__SUPPLIED RECORDS__.
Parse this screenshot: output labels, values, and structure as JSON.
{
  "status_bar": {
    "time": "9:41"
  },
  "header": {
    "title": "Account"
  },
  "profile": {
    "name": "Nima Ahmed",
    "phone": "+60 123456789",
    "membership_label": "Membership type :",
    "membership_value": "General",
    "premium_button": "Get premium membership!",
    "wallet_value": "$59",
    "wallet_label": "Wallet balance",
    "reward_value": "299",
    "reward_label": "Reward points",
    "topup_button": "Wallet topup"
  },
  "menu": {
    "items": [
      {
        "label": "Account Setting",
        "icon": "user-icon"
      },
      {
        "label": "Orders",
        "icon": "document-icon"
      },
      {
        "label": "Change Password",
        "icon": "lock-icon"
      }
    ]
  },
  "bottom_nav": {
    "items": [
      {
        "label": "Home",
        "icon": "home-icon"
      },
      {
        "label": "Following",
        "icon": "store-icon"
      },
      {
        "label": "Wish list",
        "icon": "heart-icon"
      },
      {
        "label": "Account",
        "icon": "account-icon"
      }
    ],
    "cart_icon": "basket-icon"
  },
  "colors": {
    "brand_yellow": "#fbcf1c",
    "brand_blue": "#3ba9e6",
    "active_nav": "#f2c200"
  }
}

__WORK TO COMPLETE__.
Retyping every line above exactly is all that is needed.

__YOUR SOLUTION__.
Parse this screenshot: output labels, values, and structure as JSON.
{
  "status_bar": {
    "time": "9:41"
  },
  "header": {
    "title": "Account"
  },
  "profile": {
    "name": "Nima Ahmed",
    "phone": "+60 123456789",
    "membership_label": "Membership type :",
    "membership_value": "General",
    "premium_button": "Get premium membership!",
    "wallet_value": "$59",
    "wallet_label": "Wallet balance",
    "reward_value": "299",
    "reward_label": "Reward points",
    "topup_button": "Wallet topup"
  },
  "menu": {
    "items": [
      {
        "label": "Account Setting",
        "icon": "user-icon"
      },
      {
        "label": "Orders",
        "icon": "document-icon"
      },
      {
        "label": "Change Password",
        "icon": "lock-icon"
      }
    ]
  },
  "bottom_nav": {
    "items": [
      {
        "label": "Home",
        "icon": "home-icon"
      },
      {
        "label": "Following",
        "icon": "store-icon"
      },
      {
        "label": "Wish list",
        "icon": "heart-icon"
      },
      {
        "label": "Account",
        "icon": "account-icon"
      }
    ],
    "cart_icon": "basket-icon"
  },
  "colors": {
    "brand_yellow": "#fbcf1c",
    "brand_blue": "#3ba9e6",
    "active_nav": "#f2c200"
  }
}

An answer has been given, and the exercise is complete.